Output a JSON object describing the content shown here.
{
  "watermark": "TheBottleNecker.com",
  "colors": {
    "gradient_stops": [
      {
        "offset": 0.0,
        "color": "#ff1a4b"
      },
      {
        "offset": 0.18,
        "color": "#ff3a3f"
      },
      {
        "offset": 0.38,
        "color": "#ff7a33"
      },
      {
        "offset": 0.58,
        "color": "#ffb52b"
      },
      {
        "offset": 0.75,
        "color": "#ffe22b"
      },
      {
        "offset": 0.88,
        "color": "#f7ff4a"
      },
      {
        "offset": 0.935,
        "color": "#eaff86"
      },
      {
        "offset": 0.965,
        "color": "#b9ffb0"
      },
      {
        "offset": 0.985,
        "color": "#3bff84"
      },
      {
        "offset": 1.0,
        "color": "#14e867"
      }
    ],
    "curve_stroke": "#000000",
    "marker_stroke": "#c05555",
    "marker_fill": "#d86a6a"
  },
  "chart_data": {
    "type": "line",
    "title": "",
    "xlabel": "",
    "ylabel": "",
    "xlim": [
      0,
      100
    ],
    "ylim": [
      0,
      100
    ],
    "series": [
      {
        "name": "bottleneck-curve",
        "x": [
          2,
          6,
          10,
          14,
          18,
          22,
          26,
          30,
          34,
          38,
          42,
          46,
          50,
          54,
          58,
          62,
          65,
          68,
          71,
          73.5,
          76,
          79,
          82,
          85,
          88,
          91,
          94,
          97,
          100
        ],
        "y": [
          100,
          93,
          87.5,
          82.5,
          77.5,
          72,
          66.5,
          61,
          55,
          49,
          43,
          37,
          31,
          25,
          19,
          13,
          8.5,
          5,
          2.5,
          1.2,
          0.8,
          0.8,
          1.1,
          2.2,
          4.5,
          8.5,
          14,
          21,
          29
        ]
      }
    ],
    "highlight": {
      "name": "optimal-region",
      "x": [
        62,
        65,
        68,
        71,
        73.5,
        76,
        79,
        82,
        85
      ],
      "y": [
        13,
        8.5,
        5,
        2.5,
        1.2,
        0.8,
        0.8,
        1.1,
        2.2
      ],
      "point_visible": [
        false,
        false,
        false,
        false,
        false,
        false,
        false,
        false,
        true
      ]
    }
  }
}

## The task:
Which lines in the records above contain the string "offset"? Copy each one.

## Written answer:
        "offset": 0.0,
        "offset": 0.18,
        "offset": 0.38,
        "offset": 0.58,
        "offset": 0.75,
        "offset": 0.88,
        "offset": 0.935,
        "offset": 0.965,
        "offset": 0.985,
        "offset": 1.0,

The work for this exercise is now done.